**BRIEF:**
Copy each line of the data below, character for character.

Source data:
*** Begin section ***

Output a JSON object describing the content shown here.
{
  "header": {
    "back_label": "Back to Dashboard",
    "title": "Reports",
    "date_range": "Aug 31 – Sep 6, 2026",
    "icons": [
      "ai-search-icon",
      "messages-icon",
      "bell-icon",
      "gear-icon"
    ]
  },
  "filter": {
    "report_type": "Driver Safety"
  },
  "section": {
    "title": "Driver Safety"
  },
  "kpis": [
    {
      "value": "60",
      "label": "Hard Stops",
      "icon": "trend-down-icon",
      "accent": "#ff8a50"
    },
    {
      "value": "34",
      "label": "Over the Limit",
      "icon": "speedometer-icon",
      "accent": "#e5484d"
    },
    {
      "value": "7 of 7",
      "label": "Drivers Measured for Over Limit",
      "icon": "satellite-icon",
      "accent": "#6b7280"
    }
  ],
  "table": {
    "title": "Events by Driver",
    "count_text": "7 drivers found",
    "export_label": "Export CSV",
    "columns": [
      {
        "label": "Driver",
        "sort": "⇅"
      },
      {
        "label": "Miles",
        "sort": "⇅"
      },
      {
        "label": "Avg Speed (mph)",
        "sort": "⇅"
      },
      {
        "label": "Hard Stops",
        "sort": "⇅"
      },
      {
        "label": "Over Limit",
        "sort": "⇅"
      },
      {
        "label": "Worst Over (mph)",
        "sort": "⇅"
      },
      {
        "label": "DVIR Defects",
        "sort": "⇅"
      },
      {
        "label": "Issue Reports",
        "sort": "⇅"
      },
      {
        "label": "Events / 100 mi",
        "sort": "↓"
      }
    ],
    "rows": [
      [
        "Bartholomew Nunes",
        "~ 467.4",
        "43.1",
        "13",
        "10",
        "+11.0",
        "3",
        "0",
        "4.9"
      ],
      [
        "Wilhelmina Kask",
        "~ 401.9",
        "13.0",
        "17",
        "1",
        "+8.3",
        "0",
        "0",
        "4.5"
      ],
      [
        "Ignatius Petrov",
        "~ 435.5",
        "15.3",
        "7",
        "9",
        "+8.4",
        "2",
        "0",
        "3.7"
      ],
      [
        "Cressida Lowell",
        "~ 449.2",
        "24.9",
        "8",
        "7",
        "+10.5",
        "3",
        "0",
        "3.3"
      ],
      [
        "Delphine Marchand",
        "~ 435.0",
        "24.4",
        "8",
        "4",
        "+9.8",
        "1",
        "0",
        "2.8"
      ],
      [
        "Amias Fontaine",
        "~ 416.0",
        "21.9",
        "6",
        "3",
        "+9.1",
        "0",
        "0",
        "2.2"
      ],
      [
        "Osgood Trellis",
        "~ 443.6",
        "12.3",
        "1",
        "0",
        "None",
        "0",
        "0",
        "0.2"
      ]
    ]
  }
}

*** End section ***

**SOLUTION FOR THIS PROBLEM:**
Output a JSON object describing the content shown here.
{
  "header": {
    "back_label": "Back to Dashboard",
    "title": "Reports",
    "date_range": "Aug 31 – Sep 6, 2026",
    "icons": [
      "ai-search-icon",
      "messages-icon",
      "bell-icon",
      "gear-icon"
    ]
  },
  "filter": {
    "report_type": "Driver Safety"
  },
  "section": {
    "title": "Driver Safety"
  },
  "kpis": [
    {
      "value": "60",
      "label": "Hard Stops",
      "icon": "trend-down-icon",
      "accent": "#ff8a50"
    },
    {
      "value": "34",
      "label": "Over the Limit",
      "icon": "speedometer-icon",
      "accent": "#e5484d"
    },
    {
      "value": "7 of 7",
      "label": "Drivers Measured for Over Limit",
      "icon": "satellite-icon",
      "accent": "#6b7280"
    }
  ],
  "table": {
    "title": "Events by Driver",
    "count_text": "7 drivers found",
    "export_label": "Export CSV",
    "columns": [
      {
        "label": "Driver",
        "sort": "⇅"
      },
      {
        "label": "Miles",
        "sort": "⇅"
      },
      {
        "label": "Avg Speed (mph)",
        "sort": "⇅"
      },
      {
        "label": "Hard Stops",
        "sort": "⇅"
      },
      {
        "label": "Over Limit",
        "sort": "⇅"
      },
      {
        "label": "Worst Over (mph)",
        "sort": "⇅"
      },
      {
        "label": "DVIR Defects",
        "sort": "⇅"
      },
      {
        "label": "Issue Reports",
        "sort": "⇅"
      },
      {
        "label": "Events / 100 mi",
        "sort": "↓"
      }
    ],
    "rows": [
      [
        "Bartholomew Nunes",
        "~ 467.4",
        "43.1",
        "13",
        "10",
        "+11.0",
        "3",
        "0",
        "4.9"
      ],
      [
        "Wilhelmina Kask",
        "~ 401.9",
        "13.0",
        "17",
        "1",
        "+8.3",
        "0",
        "0",
        "4.5"
      ],
      [
        "Ignatius Petrov",
        "~ 435.5",
        "15.3",
        "7",
        "9",
        "+8.4",
        "2",
        "0",
        "3.7"
      ],
      [
        "Cressida Lowell",
        "~ 449.2",
        "24.9",
        "8",
        "7",
        "+10.5",
        "3",
        "0",
        "3.3"
      ],
      [
        "Delphine Marchand",
        "~ 435.0",
        "24.4",
        "8",
        "4",
        "+9.8",
        "1",
        "0",
        "2.8"
      ],
      [
        "Amias Fontaine",
        "~ 416.0",
        "21.9",
        "6",
        "3",
        "+9.1",
        "0",
        "0",
        "2.2"
      ],
      [
        "Osgood Trellis",
        "~ 443.6",
        "12.3",
        "1",
        "0",
        "None",
        "0",
        "0",
        "0.2"
      ]
    ]
  }
}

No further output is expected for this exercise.